I spent yesterday packing my hospital bag and organizing my house. I’m nine months pregnant and nesting is in full swing. I don’t even have a kid yet and it feels like there isn’t enough time in the day to accomplish everything I have planned. So rather than beating myself up for not finishing every task, or for taking time to read over my lunch break, I’m learning just to let go. I’m a much more pleasant version of myself when I’m not stressed or anxious.

All of the progress I’ve made in the past year with my counselor is fueling the other aspects of my life. This self-shamer is leaving guilt at the door and learning to give grace more readily. My mantra…

“Are you tired? Worn out? Burned out on religion? Come to me. Get away with me and you’ll recover your life. I’ll show you how to take a real rest. Walk with me and work with me—watch how I do it. Learn the unforced rhythms of grace. I won’t lay anything heavy or ill-fitting on you. Keep company with me and you’ll learn to live freely and lightly.” Matthew 11:28, MSG


Here’s how I’m practicing grace this summer:

1. The house doesn’t have to be perfect. Invite people into your mess.

2. It’s okay to play hookie every once in a while. I don’t want to miss an appointment or be rude, but sometimes I also just need to tell myself that the world will not stop spinning if I don’t write a blog post.

3. Sometimes we say “yes” to others in order to bless them, even when there’s nothing gain on our end. I will always remember my mom telling me about the shift she made in her thinking about funerals. She doesn’t attend for the person who has passed, instead she attends in order to love on those who are hurting and grieving. There are a lot of things I don’t “feel” like doing – but it’s not always about me, is it?

4. Give the benefit of the doubt to the cashier, waiter, or staff member. We never know what kind of day someone else is having. Atticus Finch will always remind me how “You never really understand a person until you consider things from his point of view – until you climb into his skin and walk around in it.” (Harper Lee, To Kill A Mockingbird) Demonstrating patience is a tangible evidence of grace.

5. Write letters. There’s something so enchanting, exciting, and wonderful about seeing your name on an envelope that does not contain a bill. Perhaps your note might be the perfect picture of grace to someone struggling this week.

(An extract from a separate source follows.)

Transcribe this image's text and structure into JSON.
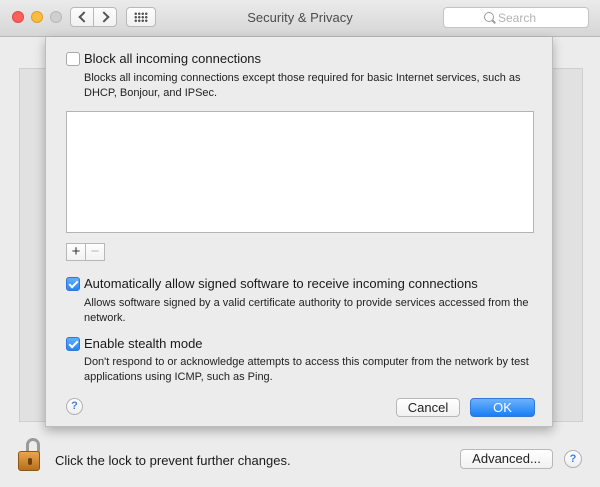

6. Daily connect with the Author of Grace. I’m working through a book that I’ve owned for nine years and yet have never actually read. I needed a workbook so I pulled Soul Feast by Marjorie J. Thompson off my shelf. I’m only in the second chapter but this book is getting highlighted quite a bit. This section is sticking with me today:

“Spiritual disciplines are like garden tools. The best spade and hoe in the world cannot guarantee a good crop. They only make it more likely that growth will be unobstructed. They mystery of maturation lies in the heart of the seed, and the outcome of planting depends largely on the vagaries of weather. Still, tools are important in helping to ensure that planted seeds will bear fruit. Tools can remove stones and roots, aerate the soil, weed and water the garden.

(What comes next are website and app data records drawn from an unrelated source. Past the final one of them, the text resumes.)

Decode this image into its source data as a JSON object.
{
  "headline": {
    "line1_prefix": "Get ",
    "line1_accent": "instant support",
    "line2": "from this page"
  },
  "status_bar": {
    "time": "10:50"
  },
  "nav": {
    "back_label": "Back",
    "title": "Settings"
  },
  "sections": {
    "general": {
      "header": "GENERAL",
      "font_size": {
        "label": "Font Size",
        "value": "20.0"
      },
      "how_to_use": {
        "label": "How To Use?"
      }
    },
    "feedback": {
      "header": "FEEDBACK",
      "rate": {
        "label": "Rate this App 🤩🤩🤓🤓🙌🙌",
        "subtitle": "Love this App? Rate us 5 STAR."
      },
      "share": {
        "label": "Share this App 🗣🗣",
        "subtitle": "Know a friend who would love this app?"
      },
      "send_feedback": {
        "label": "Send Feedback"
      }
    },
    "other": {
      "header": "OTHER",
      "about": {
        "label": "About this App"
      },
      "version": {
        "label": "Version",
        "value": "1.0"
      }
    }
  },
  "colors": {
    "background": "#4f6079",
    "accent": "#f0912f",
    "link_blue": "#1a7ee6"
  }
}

Disciplines like prayer, scriptural reflection, and hospitality have the character of garden tools. They help keep the soil of our love clear of obstruction. They keep us open to the mysterious work of grace in our heart and our world. They enable us not only to receive but to respond to God’s love, which in turn yields the fruits of the Spirit in our lives.” (Marjorie J. Thompson, Soul Feast)

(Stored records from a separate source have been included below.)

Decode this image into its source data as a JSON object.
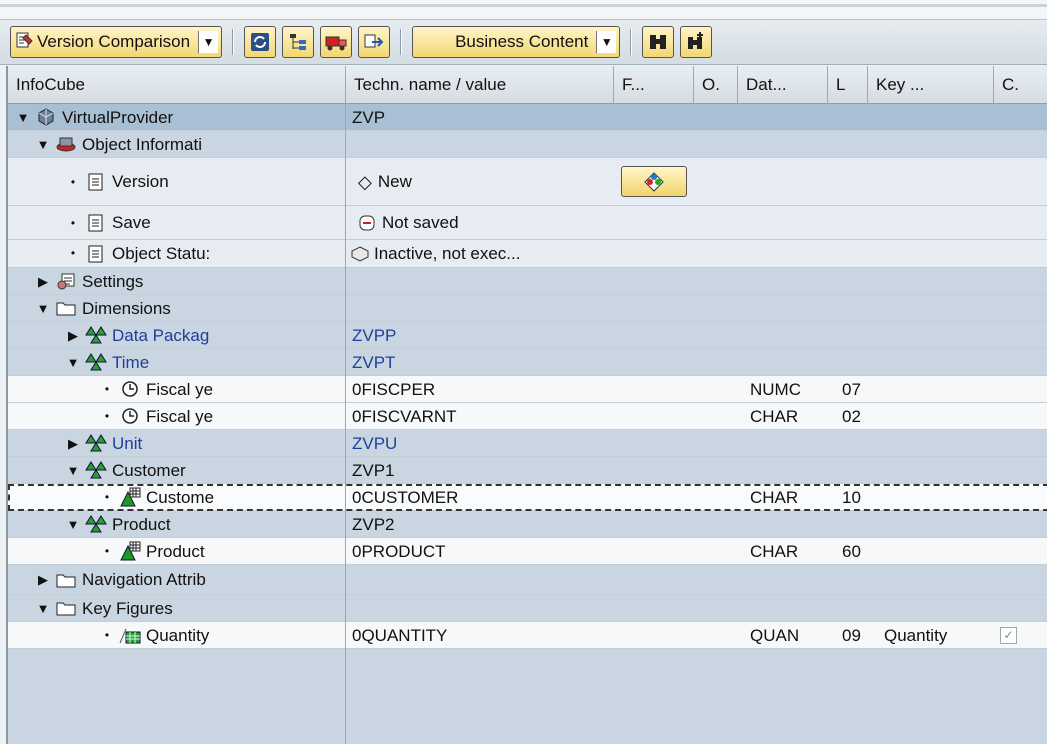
{
  "toolbar": {
    "version_dropdown": "Version Comparison",
    "business_dropdown": "Business Content",
    "icons": [
      "refresh-icon",
      "hierarchy-icon",
      "transport-icon",
      "exchange-icon",
      "find-icon",
      "find-next-icon"
    ]
  },
  "columns": [
    "InfoCube",
    "Techn. name / value",
    "F...",
    "O.",
    "Dat...",
    "L",
    "Key ...",
    "C."
  ],
  "rows": [
    {
      "name": "VirtualProvider",
      "value": "ZVP"
    },
    {
      "name": "Object Informati",
      "value": ""
    },
    {
      "name": "Version",
      "value": "New"
    },
    {
      "name": "Save",
      "value": "Not saved"
    },
    {
      "name": "Object Statu:",
      "value": "Inactive, not exec..."
    },
    {
      "name": "Settings",
      "value": ""
    },
    {
      "name": "Dimensions",
      "value": ""
    },
    {
      "name": "Data Packag",
      "value": "ZVPP"
    },
    {
      "name": "Time",
      "value": "ZVPT"
    },
    {
      "name": "Fiscal ye",
      "value": "0FISCPER",
      "datatype": "NUMC",
      "length": "07"
    },
    {
      "name": "Fiscal ye",
      "value": "0FISCVARNT",
      "datatype": "CHAR",
      "length": "02"
    },
    {
      "name": "Unit",
      "value": "ZVPU"
    },
    {
      "name": "Customer",
      "value": "ZVP1"
    },
    {
      "name": "Custome",
      "value": "0CUSTOMER",
      "datatype": "CHAR",
      "length": "10"
    },
    {
      "name": "Product",
      "value": "ZVP2"
    },
    {
      "name": "Product",
      "value": "0PRODUCT",
      "datatype": "CHAR",
      "length": "60"
    },
    {
      "name": "Navigation Attrib",
      "value": ""
    },
    {
      "name": "Key Figures",
      "value": ""
    },
    {
      "name": "Quantity",
      "value": "0QUANTITY",
      "datatype": "QUAN",
      "length": "09",
      "key": "Quantity"
    }
  ]
}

I know the list isn’t long, so feel free to suggest some more. This is just what came to mind at the moment. I’m sure I will be seeking more grace in the coming weeks and months.